(YOUR TASK) Each line containing the word "values" must be copied from the material below.
--*--
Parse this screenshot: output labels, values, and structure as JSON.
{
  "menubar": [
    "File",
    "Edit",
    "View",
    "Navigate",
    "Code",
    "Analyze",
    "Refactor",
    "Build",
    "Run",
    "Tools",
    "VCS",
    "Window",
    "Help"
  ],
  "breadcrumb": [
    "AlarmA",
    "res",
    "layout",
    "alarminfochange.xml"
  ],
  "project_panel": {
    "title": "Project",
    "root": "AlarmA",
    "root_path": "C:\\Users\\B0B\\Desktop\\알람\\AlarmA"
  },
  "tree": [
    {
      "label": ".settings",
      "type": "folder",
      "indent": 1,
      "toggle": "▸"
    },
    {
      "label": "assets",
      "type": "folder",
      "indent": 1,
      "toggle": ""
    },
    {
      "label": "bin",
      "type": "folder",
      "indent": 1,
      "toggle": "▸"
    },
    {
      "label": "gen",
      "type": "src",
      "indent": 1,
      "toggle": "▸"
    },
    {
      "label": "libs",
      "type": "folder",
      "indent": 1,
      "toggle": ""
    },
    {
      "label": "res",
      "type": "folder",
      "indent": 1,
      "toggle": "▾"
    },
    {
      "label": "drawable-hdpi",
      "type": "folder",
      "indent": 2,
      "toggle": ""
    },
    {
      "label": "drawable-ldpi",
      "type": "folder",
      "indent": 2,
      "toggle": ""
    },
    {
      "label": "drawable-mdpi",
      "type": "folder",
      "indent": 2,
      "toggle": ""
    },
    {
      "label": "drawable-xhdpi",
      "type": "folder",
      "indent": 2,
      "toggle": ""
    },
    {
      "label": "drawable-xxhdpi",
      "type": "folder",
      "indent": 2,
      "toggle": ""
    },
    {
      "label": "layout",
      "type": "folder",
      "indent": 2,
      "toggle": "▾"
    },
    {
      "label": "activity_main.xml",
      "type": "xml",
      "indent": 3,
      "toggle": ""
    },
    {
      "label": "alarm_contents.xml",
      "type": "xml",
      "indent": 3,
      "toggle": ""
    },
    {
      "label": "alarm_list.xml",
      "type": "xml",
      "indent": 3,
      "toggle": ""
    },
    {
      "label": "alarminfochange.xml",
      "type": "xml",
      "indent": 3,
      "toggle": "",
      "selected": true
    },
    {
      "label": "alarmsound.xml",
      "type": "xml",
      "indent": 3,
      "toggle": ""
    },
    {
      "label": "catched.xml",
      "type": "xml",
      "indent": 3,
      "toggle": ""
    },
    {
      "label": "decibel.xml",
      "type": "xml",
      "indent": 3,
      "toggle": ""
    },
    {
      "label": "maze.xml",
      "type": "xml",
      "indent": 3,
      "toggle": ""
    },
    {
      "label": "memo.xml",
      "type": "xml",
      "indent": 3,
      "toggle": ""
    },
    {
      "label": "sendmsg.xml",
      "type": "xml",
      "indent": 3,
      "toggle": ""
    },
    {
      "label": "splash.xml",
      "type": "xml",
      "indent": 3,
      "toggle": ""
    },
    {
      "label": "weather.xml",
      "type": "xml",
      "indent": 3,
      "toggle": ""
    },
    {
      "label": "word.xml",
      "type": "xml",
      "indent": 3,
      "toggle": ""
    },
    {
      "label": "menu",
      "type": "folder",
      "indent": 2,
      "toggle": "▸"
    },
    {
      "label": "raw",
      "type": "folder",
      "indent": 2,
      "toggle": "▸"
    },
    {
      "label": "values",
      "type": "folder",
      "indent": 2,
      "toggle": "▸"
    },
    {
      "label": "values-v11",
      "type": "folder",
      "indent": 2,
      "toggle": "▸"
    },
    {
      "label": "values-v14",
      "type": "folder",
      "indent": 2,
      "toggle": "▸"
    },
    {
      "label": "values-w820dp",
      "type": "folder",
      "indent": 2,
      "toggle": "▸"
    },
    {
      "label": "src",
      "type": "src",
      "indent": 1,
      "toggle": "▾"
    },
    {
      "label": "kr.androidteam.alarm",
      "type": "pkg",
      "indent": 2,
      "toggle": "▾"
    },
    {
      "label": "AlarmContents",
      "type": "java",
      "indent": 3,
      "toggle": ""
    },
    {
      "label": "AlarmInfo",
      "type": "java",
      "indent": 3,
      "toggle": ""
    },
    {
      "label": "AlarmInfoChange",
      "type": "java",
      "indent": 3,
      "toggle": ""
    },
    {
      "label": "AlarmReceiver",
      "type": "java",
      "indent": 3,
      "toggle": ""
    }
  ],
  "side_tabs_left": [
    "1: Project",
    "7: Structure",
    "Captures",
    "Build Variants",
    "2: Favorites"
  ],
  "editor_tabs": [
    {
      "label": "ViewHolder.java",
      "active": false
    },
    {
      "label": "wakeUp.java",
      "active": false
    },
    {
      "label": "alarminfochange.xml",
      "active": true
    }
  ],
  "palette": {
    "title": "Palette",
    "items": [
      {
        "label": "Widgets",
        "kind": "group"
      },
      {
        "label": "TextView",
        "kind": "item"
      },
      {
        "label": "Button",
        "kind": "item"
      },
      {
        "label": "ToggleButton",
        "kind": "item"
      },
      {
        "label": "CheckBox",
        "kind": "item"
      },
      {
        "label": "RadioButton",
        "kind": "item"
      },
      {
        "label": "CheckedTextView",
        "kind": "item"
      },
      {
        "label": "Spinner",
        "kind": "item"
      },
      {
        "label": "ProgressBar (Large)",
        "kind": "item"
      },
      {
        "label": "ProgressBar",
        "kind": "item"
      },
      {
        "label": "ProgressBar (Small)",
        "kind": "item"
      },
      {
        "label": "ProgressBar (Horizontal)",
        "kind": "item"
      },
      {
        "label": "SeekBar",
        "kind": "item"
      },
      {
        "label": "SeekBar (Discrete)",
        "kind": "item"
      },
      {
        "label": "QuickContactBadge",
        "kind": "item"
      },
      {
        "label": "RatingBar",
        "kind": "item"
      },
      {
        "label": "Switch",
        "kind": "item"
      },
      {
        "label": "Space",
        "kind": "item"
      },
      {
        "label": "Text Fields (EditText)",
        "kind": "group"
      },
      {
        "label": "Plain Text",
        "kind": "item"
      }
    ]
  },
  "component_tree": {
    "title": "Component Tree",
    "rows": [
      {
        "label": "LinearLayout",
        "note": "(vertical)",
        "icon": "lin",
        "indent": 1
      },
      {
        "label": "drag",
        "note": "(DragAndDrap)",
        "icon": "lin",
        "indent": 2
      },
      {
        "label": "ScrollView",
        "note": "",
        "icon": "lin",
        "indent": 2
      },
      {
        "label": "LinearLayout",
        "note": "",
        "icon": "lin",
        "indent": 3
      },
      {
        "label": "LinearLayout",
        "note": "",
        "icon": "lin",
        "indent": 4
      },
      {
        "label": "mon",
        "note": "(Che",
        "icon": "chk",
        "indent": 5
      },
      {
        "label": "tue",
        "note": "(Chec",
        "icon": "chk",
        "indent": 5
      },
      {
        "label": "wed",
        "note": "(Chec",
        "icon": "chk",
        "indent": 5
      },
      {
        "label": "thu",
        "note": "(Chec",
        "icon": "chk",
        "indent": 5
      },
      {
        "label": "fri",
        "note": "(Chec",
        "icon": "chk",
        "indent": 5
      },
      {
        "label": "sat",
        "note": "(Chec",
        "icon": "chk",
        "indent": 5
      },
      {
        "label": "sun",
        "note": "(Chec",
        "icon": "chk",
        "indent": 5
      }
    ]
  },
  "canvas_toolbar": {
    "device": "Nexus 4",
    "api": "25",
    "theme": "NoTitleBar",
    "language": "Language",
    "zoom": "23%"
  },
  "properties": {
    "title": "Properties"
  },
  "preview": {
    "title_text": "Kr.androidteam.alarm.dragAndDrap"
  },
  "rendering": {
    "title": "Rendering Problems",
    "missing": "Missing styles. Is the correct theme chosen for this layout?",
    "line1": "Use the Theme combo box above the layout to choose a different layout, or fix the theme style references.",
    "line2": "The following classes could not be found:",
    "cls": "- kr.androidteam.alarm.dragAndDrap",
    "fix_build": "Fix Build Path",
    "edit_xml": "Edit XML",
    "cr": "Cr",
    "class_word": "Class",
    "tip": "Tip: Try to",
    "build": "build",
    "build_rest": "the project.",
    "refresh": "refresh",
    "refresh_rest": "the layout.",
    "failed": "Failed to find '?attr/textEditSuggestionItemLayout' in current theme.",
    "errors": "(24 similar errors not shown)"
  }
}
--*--
(SOLUTION BELOW)
Parse this screenshot: output labels, values, and structure as JSON.
      "label": "values",
      "label": "values-v11",
      "label": "values-v14",
      "label": "values-w820dp",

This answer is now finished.